7 FEBRUARY 1958, Page 16


SIR,—Mr. Charles Curran's article on 'The Crisis of Trade Unionism' can hardly be left unchallenged, consisting as it does of superficial generalities pro-

jetted from premises of arbitrarily selected half- truths.

He takes `two examples to illustrate the process' that a trade union is not a democratic body controlled by its members. Eighty per cent. of the TGWU mem- bers in 1952 (according to Mr. Goldstein) were barred from office for arrears of subscriptions or other reasons. Since the other reasons are not stated 1 can only comment on the arrears and ask how it was that on December 31, 1956, when the TGWU had 1,315,113 members, contributions at Is. per week pet head were able to total £2,491,160? The TGWU, in any case, has notoriously lax lapsing rules. The position inside a craft union like the Patternmakcrs or Boilermakers would be quite different. The pro- -portion voting in AEU elections is quoted as being 124- per cent, downwards. On the other hand, the proportion voting in Fire Brigades Union elections regularly runs over 90 per cent. Mr. Curran quotes the way the Communists keep themselves in power in the ETU. He does not tell us how, for instance, a group in USDAW got rid of the dominant Com- munist element (nor does he tells us, that the chairman of the Conservative Party is not elected at all).

Mr. Curran says that with full employment and universal State social services 'the traditional objec- tives [of the trade unions] have been reached.' Is Mr. Curran telling us, then, that* both these phenomena are here to stay by some immutable law of nature? Has he not read about the arguments now going on in the Cabinet, the current American recession, the fall in world prices of primary products and our own stagnant production?

The type of men who used to go into union -politics, says Mr. Curran, are now becoming techni- cians, administrators and executives. He did not add that these classes are joining in increasing numbers the AESD, ASSET and the AScW, all bona-fide trade unions. The unions 'are becoming the depository for people who cannot pass their 11-plus examina- tion' and `to get talent the unions must pay for it at competitive rates.' In fact a class of professional trade union officials is growing up, as distinct from the old leaders who came through the industrial mill. I know at least one trade union general secretary who has been a full-time, high-level official ever since he came down from Cambridge.
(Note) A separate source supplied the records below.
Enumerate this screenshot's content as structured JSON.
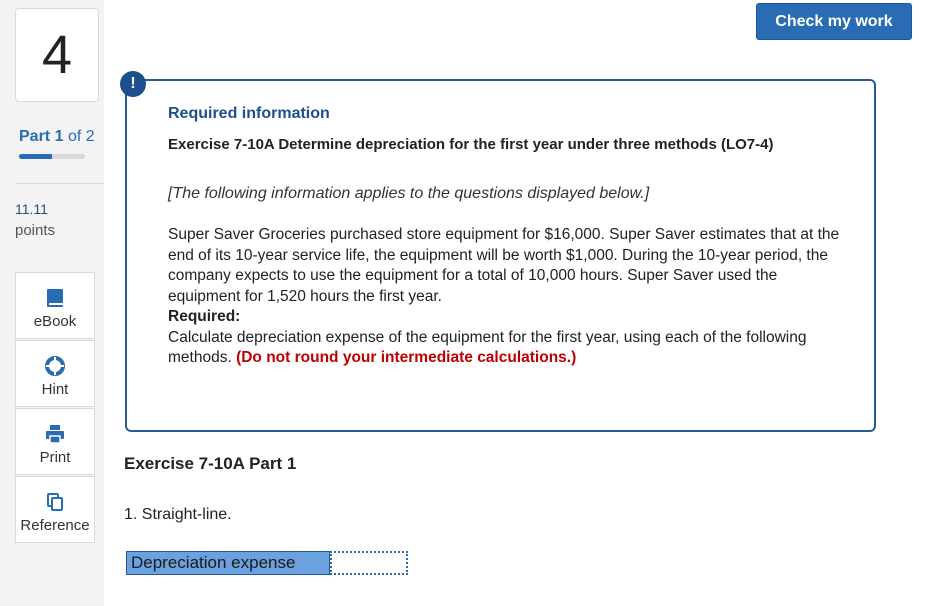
{
  "header": {
    "check_button": "Check my work"
  },
  "sidebar": {
    "question_number": "4",
    "part": {
      "word": "Part",
      "current": "1",
      "of_text": "of 2",
      "progress_fraction": 0.5
    },
    "points_value": "11.11",
    "points_label": "points",
    "tools": [
      {
        "label": "eBook",
        "icon": "book-icon"
      },
      {
        "label": "Hint",
        "icon": "lifebuoy-icon"
      },
      {
        "label": "Print",
        "icon": "printer-icon"
      },
      {
        "label": "Reference",
        "icon": "copy-icon"
      }
    ]
  },
  "info": {
    "badge": "!",
    "heading": "Required information",
    "exercise_title": "Exercise 7-10A Determine depreciation for the first year under three methods (LO7-4)",
    "note": "[The following information applies to the questions displayed below.]",
    "paragraph": "Super Saver Groceries purchased store equipment for $16,000. Super Saver estimates that at the end of its 10-year service life, the equipment will be worth $1,000. During the 10-year period, the company expects to use the equipment for a total of 10,000 hours. Super Saver used the equipment for 1,520 hours the first year.",
    "required_label": "Required:",
    "instruction": "Calculate depreciation expense of the equipment for the first year, using each of the following methods.",
    "instruction_note": "(Do not round your intermediate calculations.)"
  },
  "part_section": {
    "heading": "Exercise 7-10A Part 1",
    "question": "1. Straight-line.",
    "row_label": "Depreciation expense",
    "input_value": ""
  },
  "colors": {
    "accent": "#2a6cb3",
    "alert_red": "#c00000",
    "label_fill": "#6aa1de"
  }
}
And I would refer Mr. Curran to page 93 of the Spectator on which he writes—qt is possible to underpay officers for the same reason that it is possible to underpay nurses, because of the social and vocational tradition.' This still applies to many trade union officials. Mr. Curran should try to understand that not everyone is a careerist. The successors to trade union leadership are inferior, says Mr. Curran, and quotes Sir Thomas Williamson, Harry Douglass, Arthur Horner and Sir Alfred Roberts, from the old school. May I quote back Alan Birch, Ron Smith and Frank Cousins?

'They demand simultaneously frozen full employ- ment, no inflation, no national wages policy, and the right to bid up wages without limit.' The unions do believe that full employment and lower prices are not contradictory and that the answer to both is increased production and productivity. On a national wages policy there is a division of opinion, and it will take a long time to settle the matter precisely because the movement is democratic. As fOr bidding up wages without limit I thought this bird had finally been shot down at last year's TUC by Sir Thomas Williamson, for whom Mr. Curran has such a respect. As Sir Thomas pointed out it would have been God help the country if the unions had used their power in the postwar period of full employment to make fantastic wage claims. Trade union leaders are far too responsible and realistic to do so.

Finally, the quotation about trade unions having no place in a Socialist State. I always understood that this was one of the big points at issue between the ICFTU and the Communist `trade unions' organ- ised in the WFTU.—Yours faithfully,

CHARLES TIMAEUS `Wiseman,' London Road, Stan way, Nr. Colchester, Essex